What to do

  • Apply an antibiotic ointment (e.g., Polysporin®) as recommended by your pharmacist as soon as inflammation appears. This often clears up both issues.
  • Consult a doctor if the inflammation worsens despite uses of an antibiotic ointment, or if it does not completely disappear after 4 or 5 days of treatment. They can prescribe the appropriate treatment (e.g., antibiotic or antifungal cream).
  • You should also see a doctor if your child’s urine flow is very weak or urinating is very painful.


Phimosis occurs when the opening of the foreskin remains narrow, preventing it from retracting over the glans at all. Some boys are born with a very tight foreskin that does not easily retract.

Phimosis can also be caused by infection, or by tearing caused by forced retraction of the foreskin. The problem manifests as redness at the tip of the penis.

What to do

  • Talk to your doctor about prescribing a cortisone cream to soften the foreskin.
  • As a last resort, if no treatment works, circumcision may be considered.

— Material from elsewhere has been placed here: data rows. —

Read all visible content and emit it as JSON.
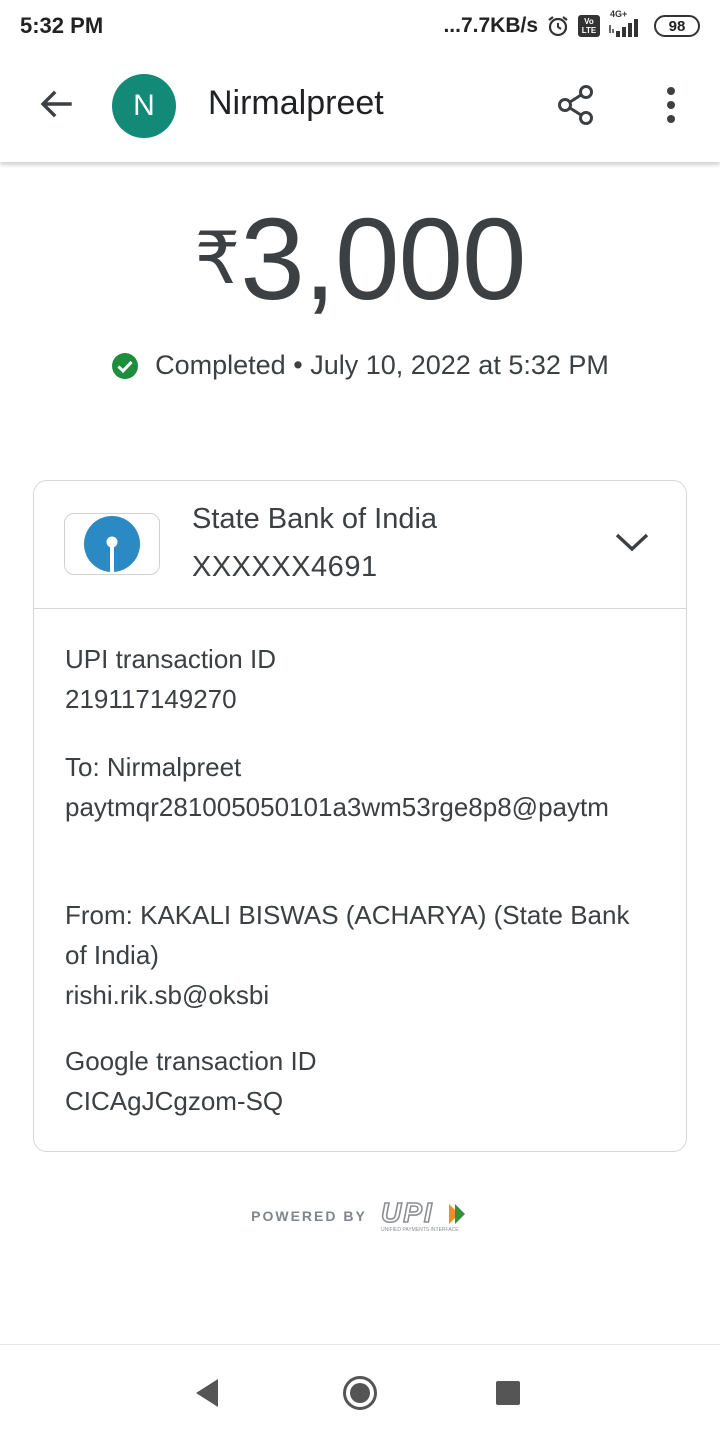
{
  "status_bar": {
    "time": "5:32 PM",
    "net_speed": "...7.7KB/s",
    "network_type": "4G+",
    "lte_label_top": "Vo",
    "lte_label_bottom": "LTE",
    "battery": "98",
    "icons": [
      "alarm-icon",
      "volte-icon",
      "signal-icon",
      "battery-icon"
    ]
  },
  "app_bar": {
    "avatar_letter": "N",
    "avatar_color": "#138a78",
    "title": "Nirmalpreet",
    "icons": [
      "back-arrow-icon",
      "share-icon",
      "more-vert-icon"
    ]
  },
  "payment": {
    "currency_symbol": "₹",
    "amount": "3,000",
    "status": "Completed",
    "separator": "•",
    "datetime": "July 10, 2022 at 5:32 PM",
    "status_color": "#1e8e3e"
  },
  "bank": {
    "name": "State Bank of India",
    "account": "XXXXXX4691",
    "logo_color": "#2b8ac4"
  },
  "details": [
    {
      "label": "UPI transaction ID",
      "value": "219117149270"
    },
    {
      "label": "To: Nirmalpreet",
      "value": "paytmqr281005050101a3wm53rge8p8@paytm"
    },
    {
      "label": "From: KAKALI  BISWAS (ACHARYA) (State Bank of India)",
      "value": "rishi.rik.sb@oksbi"
    },
    {
      "label": "Google transaction ID",
      "value": "CICAgJCgzom-SQ"
    }
  ],
  "footer": {
    "powered_by": "POWERED BY",
    "upi_logo_text": "UPI",
    "upi_sub": "UNIFIED PAYMENTS INTERFACE"
  },
  "nav_bar": {
    "icons": [
      "nav-back-icon",
      "nav-home-icon",
      "nav-recents-icon"
    ]
  }
}
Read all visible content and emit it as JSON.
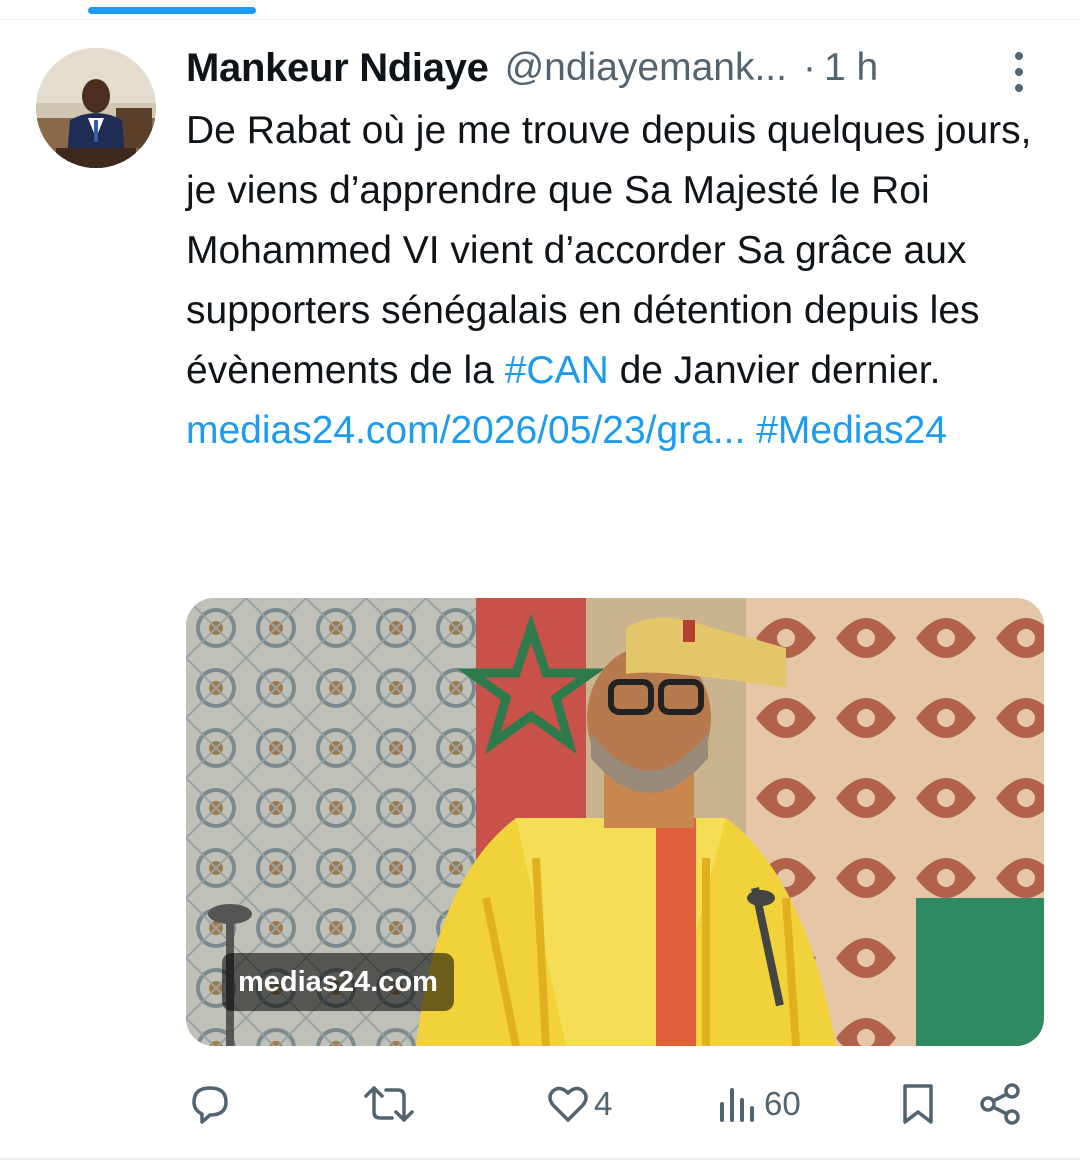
{
  "tweet": {
    "author_name": "Mankeur Ndiaye",
    "handle": "@ndiayemank...",
    "separator": "·",
    "time": "1 h",
    "text_before": "De Rabat où je me trouve depuis quelques jours, je viens d’apprendre que Sa Majesté le Roi Mohammed VI vient d’accorder Sa grâce aux supporters sénégalais en détention depuis les évènements de la ",
    "hashtag_can": "#CAN",
    "text_middle": " de Janvier dernier. ",
    "link_text": "medias24.com/2026/05/23/gra...",
    "hashtag_medias": "#Medias24"
  },
  "media": {
    "source_label": "medias24.com"
  },
  "actions": {
    "reply_icon": "reply-icon",
    "retweet_icon": "retweet-icon",
    "like_icon": "heart-icon",
    "like_count": "4",
    "views_icon": "views-icon",
    "views_count": "60",
    "bookmark_icon": "bookmark-icon",
    "share_icon": "share-icon"
  },
  "colors": {
    "accent": "#1d9bf0",
    "secondary_text": "#536471",
    "primary_text": "#0f1419"
  }
}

This problem occurs when the foreskin becomes trapped behind the glans and can no longer move back up to cover it. The foreskin and tip of the penis may become slightly swollen and painful if nothing is done.

What to do

  • Compress the glans and foreskin with your fingers to pull the foreskin back into place.
  • If this does not work, seek medical attention quickly or the situation will be more difficult to correct.

Things to keep in mind

  • Separation of the foreskin usually occurs between the ages of 3 and 6, but sometimes does not happen until puberty.
  • Without forcing it, you can try to gently retract your child’s foreskin to see if the glans has separated from the foreskin.
  • Clean water is all you need to wash your child’s penis.
Naître et grandir

Scientific review: Dr. Anne-Claude Bernard-Bonnin, pediatrician
Research and writing: The Naître et grandir team
Updated: June 2024


Sources and references

Note: The links to other websites are not updated regularly, and some URLs may have changed since publication. If a link is no longer valid, please use search engines to find the relevant information.

  • AboutKidsHealth. “Foreskin care in children.” 2012.
  • AboutKidsHealth. “Foreskin problems.” 2019.
  • AboutKidsHealth. “Phimosis.” 2012.
  • Chenelière Éducation. Dictionnaire de pédiatrie Weber. 3rd ed., Montreal, Chenelière Éducation, 2015, 1,384 pp.
  • Institut national de santé publique du Québec. From Tiny Tot to Toddler: A practical guide for parents from pregnancy to age two. “Genitals.” 2024.
  • Canadian Paediatric Society. Caring for Kids. “Your baby’s skin.” 2022.